Our first Conversation of 2017 featured Bob Litterman, former head of risk assessment at Goldman Sachs and a founder of Kepos Capital. Litterman brought his expertise in risk pricing and management to the topic of climate change. An important solution to the unsafe levels of carbon in our atmosphere, he said, lies in creating “appropriate incentives for economic agents to reduce carbon emissions.” His presentation was based on an understanding that climate change poses a growing risk to society, which can and must be curtailed when we include this risk in our pricing schemes.

Litterman related the uncertainty of the future outcome of climate change to financial risk: when a company becomes aware of the potential for future losses or damages, i.e. risk, its risk managers respond immediately by assigning an appropriate price to these losses. In the culture of financial risk assessment, managers consider “any problem an urgent problem.” As Litterman pointed out, our climate’s capacity to safely absorb carbon is a resource that we are wasting.

In outlining a pragmatic solution to pricing emissions, Litterman spoke simply: “What is an incentive? It’s something we respond to.” Pricing things, he continued, leads people to make better decisions. When we hold fossil fuel industry actors accountable to externalities, namely the future damages posed by their ongoing emissions, we give them the opportunity to make better financial, social, and environmental decisions. Government subsidies on fossil fuel production create the opposite effect, enhancing the risk of climate change.
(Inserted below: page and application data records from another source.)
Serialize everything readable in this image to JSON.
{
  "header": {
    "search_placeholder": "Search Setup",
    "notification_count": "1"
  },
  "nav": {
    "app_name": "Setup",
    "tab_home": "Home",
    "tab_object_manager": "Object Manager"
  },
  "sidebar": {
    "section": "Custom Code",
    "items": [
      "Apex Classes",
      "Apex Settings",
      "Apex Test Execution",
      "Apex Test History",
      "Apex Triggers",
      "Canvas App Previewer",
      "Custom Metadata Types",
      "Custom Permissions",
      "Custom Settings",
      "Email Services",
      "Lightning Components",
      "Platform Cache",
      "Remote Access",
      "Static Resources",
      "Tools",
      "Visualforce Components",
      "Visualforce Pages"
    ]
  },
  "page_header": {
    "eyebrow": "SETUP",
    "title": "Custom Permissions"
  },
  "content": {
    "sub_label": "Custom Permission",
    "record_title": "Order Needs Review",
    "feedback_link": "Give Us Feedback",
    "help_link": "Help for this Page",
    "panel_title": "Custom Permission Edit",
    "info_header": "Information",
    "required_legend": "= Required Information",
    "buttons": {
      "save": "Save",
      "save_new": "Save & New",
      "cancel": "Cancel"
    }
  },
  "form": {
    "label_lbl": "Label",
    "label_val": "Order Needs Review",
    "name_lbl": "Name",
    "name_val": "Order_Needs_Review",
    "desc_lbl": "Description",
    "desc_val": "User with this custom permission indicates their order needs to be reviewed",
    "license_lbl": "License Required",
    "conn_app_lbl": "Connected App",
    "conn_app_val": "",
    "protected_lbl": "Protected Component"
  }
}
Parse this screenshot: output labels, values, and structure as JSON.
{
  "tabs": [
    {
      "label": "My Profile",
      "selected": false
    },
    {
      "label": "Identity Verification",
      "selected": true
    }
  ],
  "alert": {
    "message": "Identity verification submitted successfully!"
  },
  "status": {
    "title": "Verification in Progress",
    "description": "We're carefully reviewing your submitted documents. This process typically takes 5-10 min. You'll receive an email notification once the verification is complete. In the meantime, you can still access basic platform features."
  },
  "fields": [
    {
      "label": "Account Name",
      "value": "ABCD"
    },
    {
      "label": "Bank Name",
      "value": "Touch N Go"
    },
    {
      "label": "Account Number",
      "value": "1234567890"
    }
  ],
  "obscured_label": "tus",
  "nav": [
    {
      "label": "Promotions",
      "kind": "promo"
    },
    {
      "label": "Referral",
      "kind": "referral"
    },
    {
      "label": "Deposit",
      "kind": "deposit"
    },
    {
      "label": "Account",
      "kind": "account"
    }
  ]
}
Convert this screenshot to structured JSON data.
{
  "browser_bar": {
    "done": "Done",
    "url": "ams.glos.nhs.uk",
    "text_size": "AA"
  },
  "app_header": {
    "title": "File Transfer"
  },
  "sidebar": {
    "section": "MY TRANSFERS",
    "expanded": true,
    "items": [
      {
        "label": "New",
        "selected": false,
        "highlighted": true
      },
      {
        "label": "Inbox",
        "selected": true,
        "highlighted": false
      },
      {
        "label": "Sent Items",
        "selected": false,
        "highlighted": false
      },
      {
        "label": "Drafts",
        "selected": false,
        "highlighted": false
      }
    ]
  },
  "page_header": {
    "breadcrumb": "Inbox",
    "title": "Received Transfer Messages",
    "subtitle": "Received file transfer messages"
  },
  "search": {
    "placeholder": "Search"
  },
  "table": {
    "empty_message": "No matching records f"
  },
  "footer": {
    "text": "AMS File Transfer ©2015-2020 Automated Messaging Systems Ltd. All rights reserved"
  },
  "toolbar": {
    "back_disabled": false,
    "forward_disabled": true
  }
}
Pricing should be based on the “social cost of carbon,” or the present value of expected future damages. This price, over time, will be driven by the revealed fragility of the environment and the rate of technological change, i.e. our means of reducing the impact of and adapting to climactic conditions as they inevitably arise.

Then Litterman spoke of the straightforward reality of what needs to happen to attain this solution. “We’re talking about changes in the tax code,” he said, indicating the fiscally conservative nature of pricing emissions.

What is required from government and industry is to urgently curtail the risk by representing the price of emissions far past where it currently stands, which is lower than zero. It stands so low because subsidies to the fossil fuel industry are six to ten times greater than incentives not to produce emissions. With the risk so great it is crucial that we take the foot off the accelerator. It is too late to ease on the brakes, Litterman declared; we must now find an effective and immediate way to hit the brakes. If we stop now, we avoid putting more carbon into the atmosphere and thereby increasing the risk and consequently the price that we will eventually be required to pay.

This talk provided its audience with a sense of realistic possibility for change. The first question posed after the talk revealed the deeply felt desire to get things moving: “What can concerned citizens do?”

Litterman had an answer: we can demand that our government price emissions, and frame this demand as a risk management problem. Whatever sacrifice we make by adopting these prices now is necessary to curb the costs to security, health, and economy that we know to degrees of scientific certainty will result from the excess carbon in our atmosphere. Investors, companies, and concerned citizens all have an interest in getting this right.

Thank you to co-sponsors Princeton Environmental Institute for help with marketing, Princeton University’s Bendheim Center for Finance for providing a bright, welcoming space for the presentation, and to Climate Central for helping C-Change Conversations bring Bob Litterman to the Princeton community.